Employee Relations

You can’t stop employees discussing their pay

employees talking

If you’re British, you probably don’t like talking about your salary in public. It’s one of those ‘Very British Problems’ – you know, like not quite catching somebody’s name, and spending the rest of your life addressing them as ‘hey you’.


But no matter how much your employees might hate discussing salary, if they want to do so, then as an employer, there is absolutely nothing you can do to stop them.

Why would an employer want to prohibit discussion of salary?


There are lots of reasons why employers might want to prohibit the discussion of salary amongst employees. For example, if you are shamelessly trying to pay different people wildly different salaries, for performing the same job (which, in itself, is likely to be illegal under the Equality Act).


But even if you aren’t purposefully trying to pay employees unfairly, it can still be a kick in the teeth for a co-worker to find out that somebody with a similar job role is making more money than they are. Plus, when people talk about salary, it can create rumours and gossip, which isn’t often great for office productivity.
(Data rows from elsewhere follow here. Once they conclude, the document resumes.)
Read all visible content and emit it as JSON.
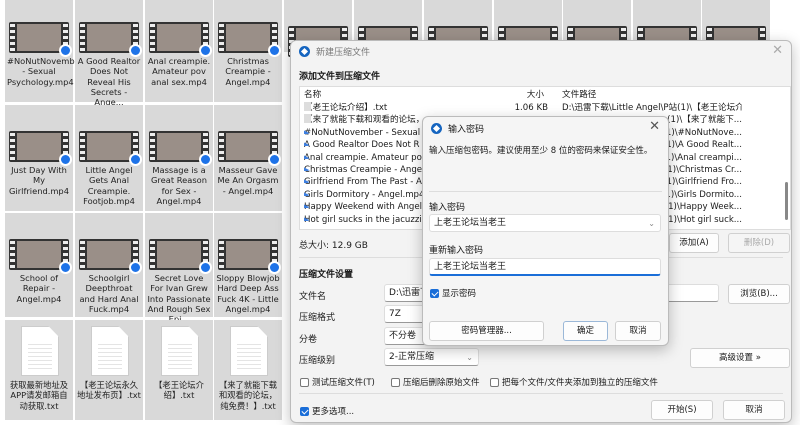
{
  "explorer": {
    "tiles": [
      {
        "label": "#NoNutNovember - Sexual Psychology.mp4",
        "type": "video"
      },
      {
        "label": "A Good Realtor Does Not Reveal His Secrets - Ange...",
        "type": "video"
      },
      {
        "label": "Anal creampie. Amateur pov anal sex.mp4",
        "type": "video"
      },
      {
        "label": "Christmas Creampie - Angel.mp4",
        "type": "video"
      },
      {
        "label": "Just Day With My Girlfriend.mp4",
        "type": "video"
      },
      {
        "label": "Little Angel Gets Anal Creampie. Footjob.mp4",
        "type": "video"
      },
      {
        "label": "Massage is a Great Reason for Sex - Angel.mp4",
        "type": "video"
      },
      {
        "label": "Masseur Gave Me An Orgasm - Angel.mp4",
        "type": "video"
      },
      {
        "label": "School of Repair - Angel.mp4",
        "type": "video"
      },
      {
        "label": "Schoolgirl Deepthroat and Hard Anal Fuck.mp4",
        "type": "video"
      },
      {
        "label": "Secret Love For Ivan Grew Into Passionate And Rough Sex Epi...",
        "type": "video"
      },
      {
        "label": "Sloppy Blowjob Hard Deep Ass Fuck 4K - Little Angel.mp4",
        "type": "video"
      },
      {
        "label": "获取最新地址及APP请发邮箱自动获取.txt",
        "type": "text"
      },
      {
        "label": "【老王论坛永久地址发布页】.txt",
        "type": "text"
      },
      {
        "label": "【老王论坛介绍】.txt",
        "type": "text"
      },
      {
        "label": "【来了就能下载和观看的论坛，纯免费！】.txt",
        "type": "text"
      }
    ]
  },
  "archive_dialog": {
    "title": "新建压缩文件",
    "section_add": "添加文件到压缩文件",
    "columns": {
      "name": "名称",
      "size": "大小",
      "path": "文件路径"
    },
    "rows": [
      {
        "name": "【老王论坛介绍】.txt",
        "size": "1.06 KB",
        "path": "D:\\迅雷下载\\Little Angel\\P站(1)\\【老王论坛介...",
        "icon": "text-file"
      },
      {
        "name": "【来了就能下载和观看的论坛，",
        "size": "",
        "path": "(1)\\【来了就能下...",
        "icon": "text-file"
      },
      {
        "name": "#NoNutNovember - Sexual",
        "size": "",
        "path": "(1)\\#NoNutNove...",
        "icon": "video-file"
      },
      {
        "name": "A Good Realtor Does Not R",
        "size": "",
        "path": "(1)\\A Good Realt...",
        "icon": "video-file"
      },
      {
        "name": "Anal creampie. Amateur po",
        "size": "",
        "path": "(1)\\Anal creampi...",
        "icon": "video-file"
      },
      {
        "name": "Christmas Creampie - Ange",
        "size": "",
        "path": "(1)\\Christmas Cr...",
        "icon": "video-file"
      },
      {
        "name": "Girlfriend From The Past - A",
        "size": "",
        "path": "(1)\\Girlfriend Fro...",
        "icon": "video-file"
      },
      {
        "name": "Girls Dormitory - Angel.mp4",
        "size": "",
        "path": "(1)\\Girls Dormito...",
        "icon": "video-file"
      },
      {
        "name": "Happy Weekend with Angel",
        "size": "",
        "path": "(1)\\Happy Week...",
        "icon": "video-file"
      },
      {
        "name": "Hot girl sucks in the jacuzzi",
        "size": "",
        "path": "(1)\\Hot girl suck...",
        "icon": "video-file"
      }
    ],
    "total_size": "总大小: 12.9 GB",
    "add_button": "添加(A)",
    "delete_button": "删除(D)",
    "section_settings": "压缩文件设置",
    "filename_label": "文件名",
    "filename_value": "D:\\迅雷下",
    "browse_button": "浏览(B)...",
    "format_label": "压缩格式",
    "format_value": "7Z",
    "volume_label": "分卷",
    "volume_value": "不分卷",
    "level_label": "压缩级别",
    "level_value": "2-正常压缩",
    "advanced_button": "高级设置 »",
    "opt_test": "测试压缩文件(T)",
    "opt_test_checked": false,
    "opt_delete": "压缩后删除原始文件",
    "opt_delete_checked": false,
    "opt_separate": "把每个文件/文件夹添加到独立的压缩文件",
    "opt_separate_checked": false,
    "more_options": "更多选项...",
    "more_options_checked": true,
    "start_button": "开始(S)",
    "cancel_button": "取消"
  },
  "password_dialog": {
    "title": "输入密码",
    "description": "输入压缩包密码。建议使用至少 8 位的密码来保证安全性。",
    "password_label": "输入密码",
    "password_value": "上老王论坛当老王",
    "confirm_label": "重新输入密码",
    "confirm_value": "上老王论坛当老王",
    "show_password": "显示密码",
    "show_password_checked": true,
    "manager_button": "密码管理器...",
    "ok_button": "确定",
    "cancel_button": "取消"
  },
  "colors": {
    "accent": "#1a6ed8",
    "tile_bg": "#d9d9d9",
    "dialog_bg": "#f3f3f3"
  }
}
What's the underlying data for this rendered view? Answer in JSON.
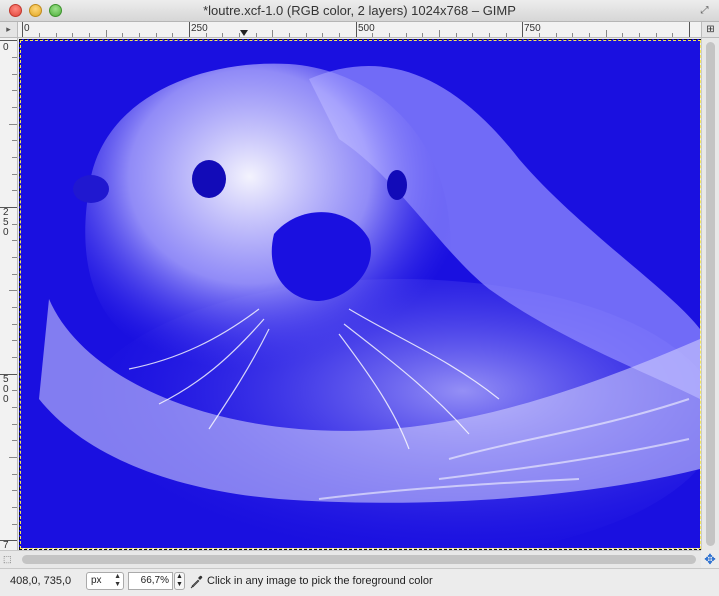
{
  "window": {
    "title": "*loutre.xcf-1.0 (RGB color, 2 layers) 1024x768 – GIMP"
  },
  "rulers": {
    "horizontal_ticks": [
      "0",
      "250",
      "500",
      "750"
    ],
    "vertical_ticks": [
      "0",
      "250",
      "500",
      "7"
    ]
  },
  "icons": {
    "navigate": "navigate-icon",
    "move": "move-icon",
    "quick_mask": "quick-mask-icon",
    "color_picker": "color-picker-icon"
  },
  "canvas": {
    "image_description": "sea otter photo",
    "tint_color": "#1a10e0"
  },
  "status": {
    "pointer_coords": "408,0, 735,0",
    "unit": "px",
    "zoom": "66,7%",
    "hint": "Click in any image to pick the foreground color"
  },
  "colors": {
    "chrome": "#ececec",
    "image_blue": "#1a10e0",
    "selection_yellow": "#f5e65a"
  }
}
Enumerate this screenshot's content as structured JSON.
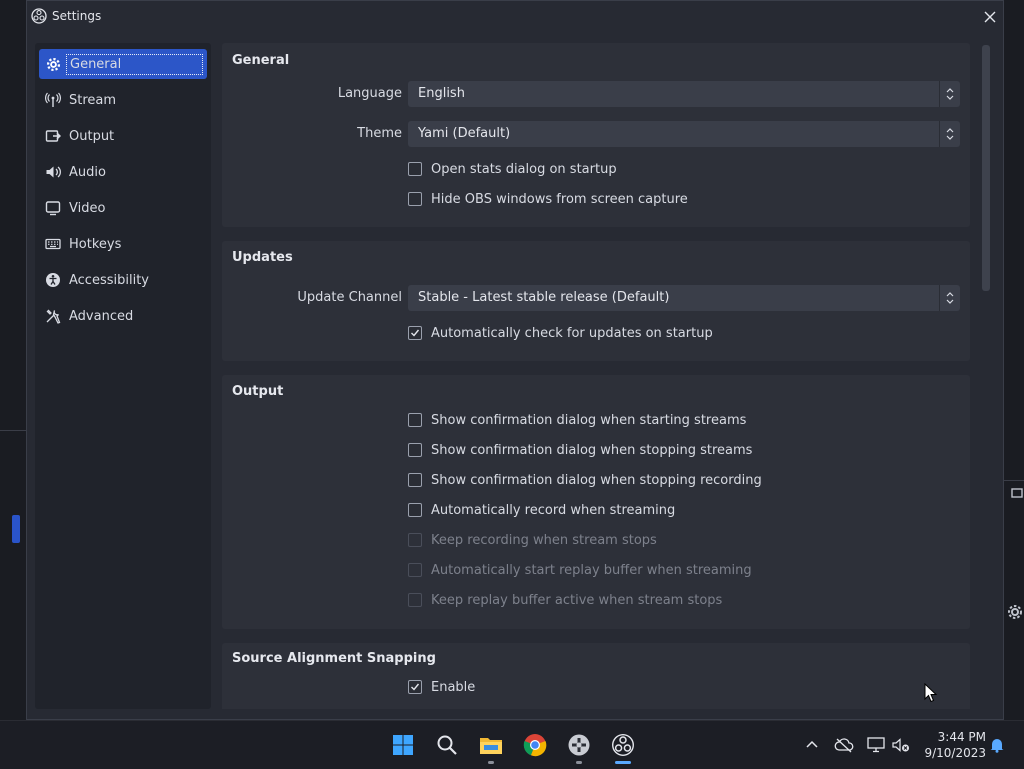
{
  "window": {
    "title": "Settings"
  },
  "sidebar": {
    "items": [
      {
        "label": "General",
        "icon": "gear-icon",
        "active": true
      },
      {
        "label": "Stream",
        "icon": "broadcast-icon"
      },
      {
        "label": "Output",
        "icon": "output-icon"
      },
      {
        "label": "Audio",
        "icon": "speaker-icon"
      },
      {
        "label": "Video",
        "icon": "monitor-icon"
      },
      {
        "label": "Hotkeys",
        "icon": "keyboard-icon"
      },
      {
        "label": "Accessibility",
        "icon": "accessibility-icon"
      },
      {
        "label": "Advanced",
        "icon": "tools-icon"
      }
    ]
  },
  "general": {
    "title": "General",
    "language_label": "Language",
    "language_value": "English",
    "theme_label": "Theme",
    "theme_value": "Yami (Default)",
    "open_stats": {
      "label": "Open stats dialog on startup",
      "checked": false
    },
    "hide_obs": {
      "label": "Hide OBS windows from screen capture",
      "checked": false
    }
  },
  "updates": {
    "title": "Updates",
    "channel_label": "Update Channel",
    "channel_value": "Stable - Latest stable release (Default)",
    "auto_check": {
      "label": "Automatically check for updates on startup",
      "checked": true
    }
  },
  "output": {
    "title": "Output",
    "options": [
      {
        "label": "Show confirmation dialog when starting streams",
        "checked": false,
        "disabled": false
      },
      {
        "label": "Show confirmation dialog when stopping streams",
        "checked": false,
        "disabled": false
      },
      {
        "label": "Show confirmation dialog when stopping recording",
        "checked": false,
        "disabled": false
      },
      {
        "label": "Automatically record when streaming",
        "checked": false,
        "disabled": false
      },
      {
        "label": "Keep recording when stream stops",
        "checked": false,
        "disabled": true
      },
      {
        "label": "Automatically start replay buffer when streaming",
        "checked": false,
        "disabled": true
      },
      {
        "label": "Keep replay buffer active when stream stops",
        "checked": false,
        "disabled": true
      }
    ]
  },
  "snapping": {
    "title": "Source Alignment Snapping",
    "enable": {
      "label": "Enable",
      "checked": true
    }
  },
  "taskbar": {
    "time": "3:44 PM",
    "date": "9/10/2023"
  },
  "colors": {
    "accent": "#2c56c8",
    "panel": "#2d3039",
    "background": "#272a33"
  }
}
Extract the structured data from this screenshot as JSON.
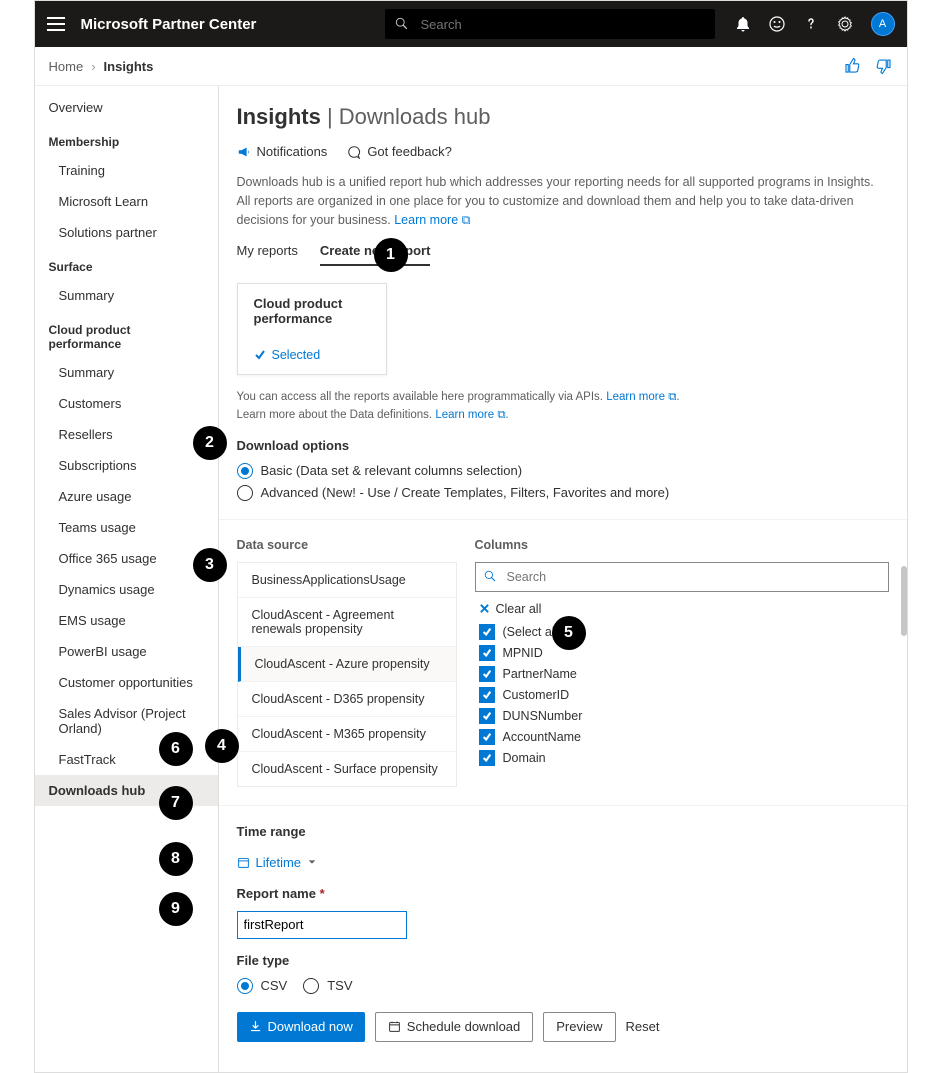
{
  "topbar": {
    "brand": "Microsoft Partner Center",
    "search_placeholder": "Search",
    "avatar_initial": "A"
  },
  "breadcrumb": {
    "home": "Home",
    "current": "Insights"
  },
  "sidebar": {
    "overview": "Overview",
    "membership_head": "Membership",
    "training": "Training",
    "microsoft_learn": "Microsoft Learn",
    "solutions_partner": "Solutions partner",
    "surface_head": "Surface",
    "summary1": "Summary",
    "cpp_head": "Cloud product performance",
    "summary2": "Summary",
    "customers": "Customers",
    "resellers": "Resellers",
    "subscriptions": "Subscriptions",
    "azure_usage": "Azure usage",
    "teams_usage": "Teams usage",
    "o365_usage": "Office 365 usage",
    "dynamics_usage": "Dynamics usage",
    "ems_usage": "EMS usage",
    "powerbi_usage": "PowerBI usage",
    "customer_opp": "Customer opportunities",
    "sales_advisor": "Sales Advisor (Project Orland)",
    "fasttrack": "FastTrack",
    "downloads_hub": "Downloads hub"
  },
  "page": {
    "title_main": "Insights",
    "title_sub": "| Downloads hub",
    "action_notifications": "Notifications",
    "action_feedback": "Got feedback?",
    "description": "Downloads hub is a unified report hub which addresses your reporting needs for all supported programs in Insights. All reports are organized in one place for you to customize and download them and help you to take  data-driven decisions for your business.",
    "learn_more": "Learn more",
    "tabs": {
      "my_reports": "My reports",
      "create_new": "Create new report"
    },
    "card": {
      "title": "Cloud product performance",
      "selected": "Selected"
    },
    "hint_line1": "You can access all the reports available here programmatically via APIs.",
    "hint_learn_more1": "Learn more",
    "hint_line2a": "Learn more about the Data definitions.",
    "hint_learn_more2": "Learn more",
    "download_options_label": "Download options",
    "opt_basic": "Basic (Data set & relevant columns selection)",
    "opt_advanced": "Advanced (New! - Use / Create Templates, Filters, Favorites and more)",
    "col_datasource": "Data source",
    "col_columns": "Columns",
    "columns_search_placeholder": "Search",
    "clear_all": "Clear all",
    "data_sources": [
      "BusinessApplicationsUsage",
      "CloudAscent - Agreement renewals propensity",
      "CloudAscent - Azure propensity",
      "CloudAscent - D365 propensity",
      "CloudAscent - M365 propensity",
      "CloudAscent - Surface propensity"
    ],
    "columns_list": [
      "(Select all)",
      "MPNID",
      "PartnerName",
      "CustomerID",
      "DUNSNumber",
      "AccountName",
      "Domain"
    ],
    "time_range_label": "Time range",
    "time_range_value": "Lifetime",
    "report_name_label": "Report name",
    "report_name_value": "firstReport",
    "file_type_label": "File type",
    "file_type_csv": "CSV",
    "file_type_tsv": "TSV",
    "btn_download_now": "Download now",
    "btn_schedule": "Schedule download",
    "btn_preview": "Preview",
    "btn_reset": "Reset"
  },
  "callouts": [
    "1",
    "2",
    "3",
    "4",
    "5",
    "6",
    "7",
    "8",
    "9"
  ]
}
So I can understand why you might want to stop employees discussing their pay. You probably have other reasons, too – and you’re welcome to explain these in the comments below. But the fact remains that it is illegal to stop employees from sharing details of their pay.

Equality Act 2010


As well as preventing employers from paying men and women different wages for the same work, the Equality Act 2010 covers what you can and cannot do in regards to people talking about their salary.


The Equality Act 2010 stops you from putting clauses in that prohibit discussion of salary. The clause is found in Part 5, Chapter 3: Disclosure of Information, and states the following acts as protected:


1, “Seeking a disclosure that would be a relevant pay disclosure” Basically, wanting to tell somebody about your salary.

2, “Making or seeking to make a relevant pay disclosure” Or in other words, actually telling somebody about your salary.

3, “Receiving information disclosed in a relevant pay disclosure” Essentially, letting somebody else tell you about their salary.


Therefore, if you discipline somebody for sharing their salary, you could end up in trouble yourself. You can’t even add it as a clause to your employment contract, because it would not be enforceable.

Can you ever discipline an employee for sharing their salary details?


There could be some circumstances where salary disclosure forms part of another offence. If somebody is using salary disclosure as a way to bully their colleagues, then of course this behaviour is inappropriate, and you would likely discipline the offender.


For example, Employee A might be making Employee B feel small, by constantly bragging about his or her salary, or something of the sort. But the discipline would be on different grounds – not literally because the employee had disclosed their salary.


I hope this has helped you to learn something new about the disclosure of salary. If you still have questions, pop them in the comments and I will aim to find an answer.